# ABAQUS Simple Pull out Test

Hi,

Model:

I am modeling a simple pull out test, 30 inch diameter by 20 in tall concrete cyclinder, with a 25 inch steel rebar embedded 5 inch into the concrete cylinder.  The goal is to see what is the stresses of the embeded region for both the concrete and steel rebar.  Ultimately, I would try to incorporate the damage concrete plastic model, but that is after I figure this out.

Constraints:

I used the embed funtion to embed the rebar (slave element) 5 inches into the concrete element (master element), fixed the cyclinder along the edges.  The concrete is modeled as 3-D stress element while the rebar is a truss.

A 10 kip load is applied at the endpoint of the rebar, away from the concrete cylinder.

Steps:

An initial steps and a 1 second loading step with initial increment of 0.0001

Error/Warning messages:

***WARNING: THE STRAIN INCREMENT HAS EXCEEDED FIFTY TIMES THE STRAIN TO CAUSE

FIRST YIELD AT 22 POINTS

***WARNING: THE STRAIN INCREMENT IS SO LARGE THAT THE PROGRAM WILL NOT ATTEMPT

THE PLASTICITY CALCULATION AT 8 POINTS

***NOTE: MATERIAL CALCULATIONS FAILED TO CONVERGE OR WERE NOT ATTEMPTED AT ONE

OR MORE POINTS. CONVERGENCE IS JUDGED UNLIKELY.

***ERROR: TOO MANY ATTEMPTS MADE FOR THIS INCREMENT

Methods:

I have tried partitioning the rebar into 2 sections, embedding only the 5 inches that using the embed command.  I have tried it as 1 whole section, and tried with 2 separate parts - instanced the embeded 5 inch part to the concrete, and tied the endpoints of the embedded rebar to another 15 inch rebar, and then apply a 10 kip load to the endpoint of the 15 inch rebar.

I have tried making the initial increments smaller: from 0.0001 to 0.000001, but not not avail.

Material (kips):

Steel

Elastic: E=29,000 v = 0.3

Plastic:

0.0010

600.0023

60.10.015

72.50.05

77.50.1

77.90.15

72.50.175

650.183

Concrete

Density: 8.68056E-005

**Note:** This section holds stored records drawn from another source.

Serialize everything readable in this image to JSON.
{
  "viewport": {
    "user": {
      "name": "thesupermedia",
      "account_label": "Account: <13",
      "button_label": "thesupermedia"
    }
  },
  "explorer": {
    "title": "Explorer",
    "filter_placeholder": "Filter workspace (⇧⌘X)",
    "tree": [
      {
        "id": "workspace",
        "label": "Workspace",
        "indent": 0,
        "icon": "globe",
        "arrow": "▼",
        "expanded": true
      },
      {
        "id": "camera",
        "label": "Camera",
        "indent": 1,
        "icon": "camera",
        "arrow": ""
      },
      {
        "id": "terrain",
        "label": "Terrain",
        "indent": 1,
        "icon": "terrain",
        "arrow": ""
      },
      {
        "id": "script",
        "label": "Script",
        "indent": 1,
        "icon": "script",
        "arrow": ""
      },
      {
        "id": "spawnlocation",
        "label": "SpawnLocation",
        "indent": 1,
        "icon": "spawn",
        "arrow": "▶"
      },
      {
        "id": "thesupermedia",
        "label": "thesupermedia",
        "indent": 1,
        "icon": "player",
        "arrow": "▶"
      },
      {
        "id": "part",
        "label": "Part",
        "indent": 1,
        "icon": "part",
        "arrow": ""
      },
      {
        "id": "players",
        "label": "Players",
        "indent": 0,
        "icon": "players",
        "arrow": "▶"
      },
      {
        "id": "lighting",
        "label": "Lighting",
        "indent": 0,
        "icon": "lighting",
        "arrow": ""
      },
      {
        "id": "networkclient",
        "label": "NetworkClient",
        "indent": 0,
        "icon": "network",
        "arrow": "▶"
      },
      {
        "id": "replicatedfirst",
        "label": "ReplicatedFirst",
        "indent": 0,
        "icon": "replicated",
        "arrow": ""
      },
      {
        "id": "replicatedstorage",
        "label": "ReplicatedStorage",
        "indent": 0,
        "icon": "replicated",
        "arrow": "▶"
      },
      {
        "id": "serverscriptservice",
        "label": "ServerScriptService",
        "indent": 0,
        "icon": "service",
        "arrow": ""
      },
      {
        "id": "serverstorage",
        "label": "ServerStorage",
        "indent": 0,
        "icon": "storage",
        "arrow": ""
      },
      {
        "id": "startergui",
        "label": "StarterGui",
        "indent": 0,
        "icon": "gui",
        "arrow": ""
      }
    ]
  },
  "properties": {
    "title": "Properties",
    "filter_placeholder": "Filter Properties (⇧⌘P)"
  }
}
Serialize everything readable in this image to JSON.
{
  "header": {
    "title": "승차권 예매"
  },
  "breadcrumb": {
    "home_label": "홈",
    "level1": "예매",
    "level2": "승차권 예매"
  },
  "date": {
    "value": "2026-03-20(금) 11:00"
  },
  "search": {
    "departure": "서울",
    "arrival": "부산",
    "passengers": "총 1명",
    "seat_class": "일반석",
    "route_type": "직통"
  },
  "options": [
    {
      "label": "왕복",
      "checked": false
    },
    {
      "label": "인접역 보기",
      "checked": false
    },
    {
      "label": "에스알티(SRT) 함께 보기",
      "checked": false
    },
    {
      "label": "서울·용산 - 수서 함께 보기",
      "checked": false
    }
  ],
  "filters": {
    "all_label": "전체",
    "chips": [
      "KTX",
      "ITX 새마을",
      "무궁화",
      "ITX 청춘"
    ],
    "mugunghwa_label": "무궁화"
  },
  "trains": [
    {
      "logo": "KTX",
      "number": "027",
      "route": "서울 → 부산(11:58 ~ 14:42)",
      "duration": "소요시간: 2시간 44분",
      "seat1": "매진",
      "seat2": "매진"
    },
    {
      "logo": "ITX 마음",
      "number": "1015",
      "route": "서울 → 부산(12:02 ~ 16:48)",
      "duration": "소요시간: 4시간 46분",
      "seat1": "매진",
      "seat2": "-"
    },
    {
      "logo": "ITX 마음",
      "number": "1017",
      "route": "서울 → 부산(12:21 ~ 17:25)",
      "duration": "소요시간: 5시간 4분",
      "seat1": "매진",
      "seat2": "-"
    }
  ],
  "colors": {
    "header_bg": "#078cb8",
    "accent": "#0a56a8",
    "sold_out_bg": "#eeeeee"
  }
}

Elastic: E = 4.99, v=0.2

Plastic:

1.650

2.450.0005

30.0011

4.50.0035

4.40.0059

3.90.0089

3.30.0145

2.80.0195

2.40.0245

20.0295

0.40.0495

Ben